Later on, Tony collected signals to improve the final “punch”: It wasn’t about adding yet another feature (like a new gun or something) but about solving specific problems (like developing a team of Iron Men for a purpose of security and “fighting like a team” approach). The downside to the approach is when by solving one problem he introduces yet another and bigger one – like Ultron, an artificial intelligence gone rogue.

Tony’s approach in taking action purposefully and in the way that solves the problem made him a better leader – the one whom people trust.

🍋 Navigating To Your Brand

The caveat of branding: Even if you don’t actively do it, people still develop impressions and perceptions of you, based on your actions.

Like with Tony Stark, do it intentionally – and let your actions speak louder than words.

(You still need words though, they help you communicate and market yourself, but a smartie like you knows it without me.)

Let’s get practical:

Figure out one minimal viable option to a current challenge of your people – and deliver just that.

Why? It brings you closer to your people.

  • They pick up signals that you might be the right person to help them out with their challenges.
  • They recognise you as someone with expertise, a leader.
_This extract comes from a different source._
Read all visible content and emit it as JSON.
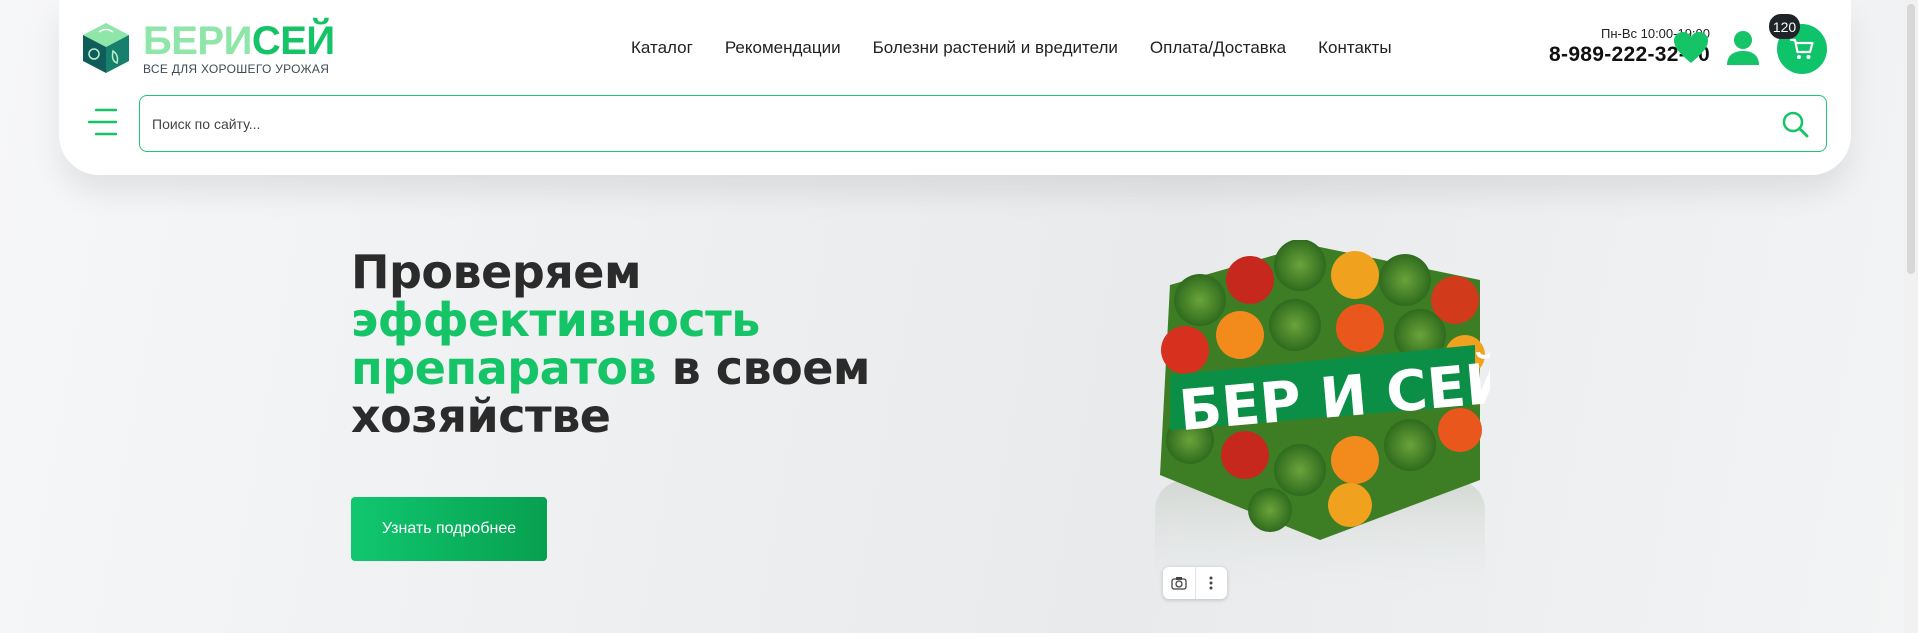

How? Take a pen and paper and answer these three questions:

  1. What’s the problem? (Go for something minimal: Look for questions people ask you in private or public, hang out where they are and observe what concerns them – just remember: No one thinks in “How do I scale my business 10x” and wait for your one-of-a-kind-solution; but they rather think of “I spend too much time with clients / writing content / choosing colours” and so on)
  2. What resources do I have at the moment? (Resources are your skills, capabilities, ideas, and even your availability)
  3. How can I put it together to solve this problem? (Go for something you can build and externalise quick – you need feedback, you need your people to interact with it, touch it, and let you know what they think)

What’s the result? Deeper relationship with your people and a bit more space in their mind.

Because it’s not just about the iron suit; it’s about the person behind it.

Mariia looking in the camera, with her cat Resi behind her.
Shooting my shot at this experimentation thing: Earlier this week I asked you about the most useful thing you take away from this newsletter – if you still have any thoughts or feedback for me, I’d appreciate it a lot.
Seeing Through Stories

Navigate the world of brand strategy, every Friday

Every week, I will send you a TV or book character breakdown and what made them iconic – and how you can apply those insights to your creator brand.